“I have had leadership roles and team building experience in a variety of environments and have worked with others towards common goals,” Bennis said. “I believe in respect for all people. With mutual respect, effective communication and good leadership educational goals can be met and surpassed.”
Bennis has three daughters in the school district, and he said school activities are a major pastime for the family.
“I believe in keeping kids involved in the schools through extracurricular activities,” Bennis said. “Athletic and academic programs keep kids engaged in learning and foster their development toward becoming a contributing part of our community.”
In a budget crunch, Bennis said academic programs are the priority, but extracurricular activities run a close second.
Bennis is also concerned the School Board handle the introduction of the new employee handbook properly. Bennis’ wife, Marcy, is a kindergarten teacher at Bryant Elementary School.
“The changes to the collective bargaining system have created significant fears among many of the union employees,” Bennis said. “These changes can be positive if managed well with good communication utilizing respect and honesty.”
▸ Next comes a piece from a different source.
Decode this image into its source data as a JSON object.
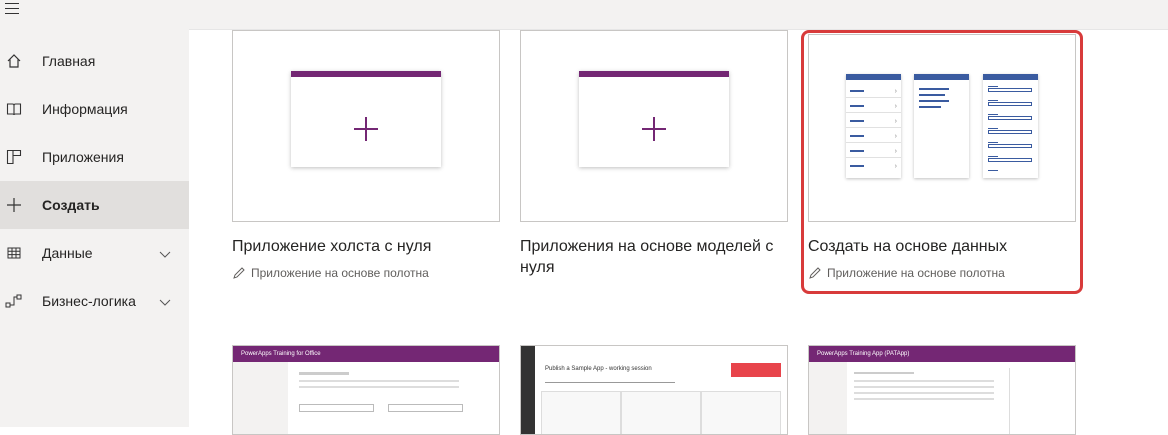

Morehouse is a firefighter for the city of Duluth, but he is also a concerned parent living in Superior.
It was because of his two children, ages 4 and 7, that Morehouse decided to enter this year’s School Board race.
“In the last year, they’ve had some pretty extraordinary budget cuts that have come down from the state,” Morehouse said. “There are some pretty tough decisions that need to be made just to balance the checkbook.”
The Superior school district is likely to face another round of cuts for the 2012-13 school year, and Morehouse said he wants to ensure decisions are handled properly.
Whatever numbers are handed down from the state, Morehouse said Superior needs to provide the same level of education to its students and the same level of support of its teachers and staff. If a lack of funding does necessitate cuts, Morehouse said the School Board should make an effort hear as many points of view as possible.
“Let’s make sure everyone who is affected is at the table,” Morehouse said. “Let’s make sure everyone has ownership.”
If elected to the School Board, Morehouse said he’d work to represent parents as a whole rather than act on his own personal concerns.
“I’m running as someone who watches the news and is concerned for our children’s education,” Morehouse said. “Our school district has been a very good district — you can look it up. I, personally, want to see that continue.”
Communication is key for Vanderstelt in his run for a seat on the Superior School Board.
Within the next few months, board members will need to vote on the contentious new employee handbook. The school district also faces another reduction in funding that could lead to difficult cuts.
“This is a time for communication,” Vanderstelt said. “I’m not running on an agenda. There’s not a single issue — I want to have a positive impact on the community.”
Vanderstelt, lead pastor at North Bay Community Church, moved to Superior in 2007. He has been involved in youth sports as an official and a coach for years and has a daughter attending Great Lakes Elementary.
“She will be a part of the school district for the next seven years before graduating, so I have a vested interest,” Vanderstelt said.
As a pastor, Vanderstelt has worked with students for two decades in a church setting, and he also has served as a crisis counselor and substitute teacher. Through his work with nonprofit organizations, he’s gained experience dealing with tight finances.
“I’ve been part of a nonprofit work for more than 20 years,” Vanderstelt said. “I’ve experienced working with a budget during those 20 years. I have experience making a budget work when there are no funds.”
The key, Vanderstelt said, is to set the correct priorities. In his opinion, the role of the School Board should be to listen to the teachers and provide them with what they need in the classroom. When teachers have support and resources needed, he said, the students benefit.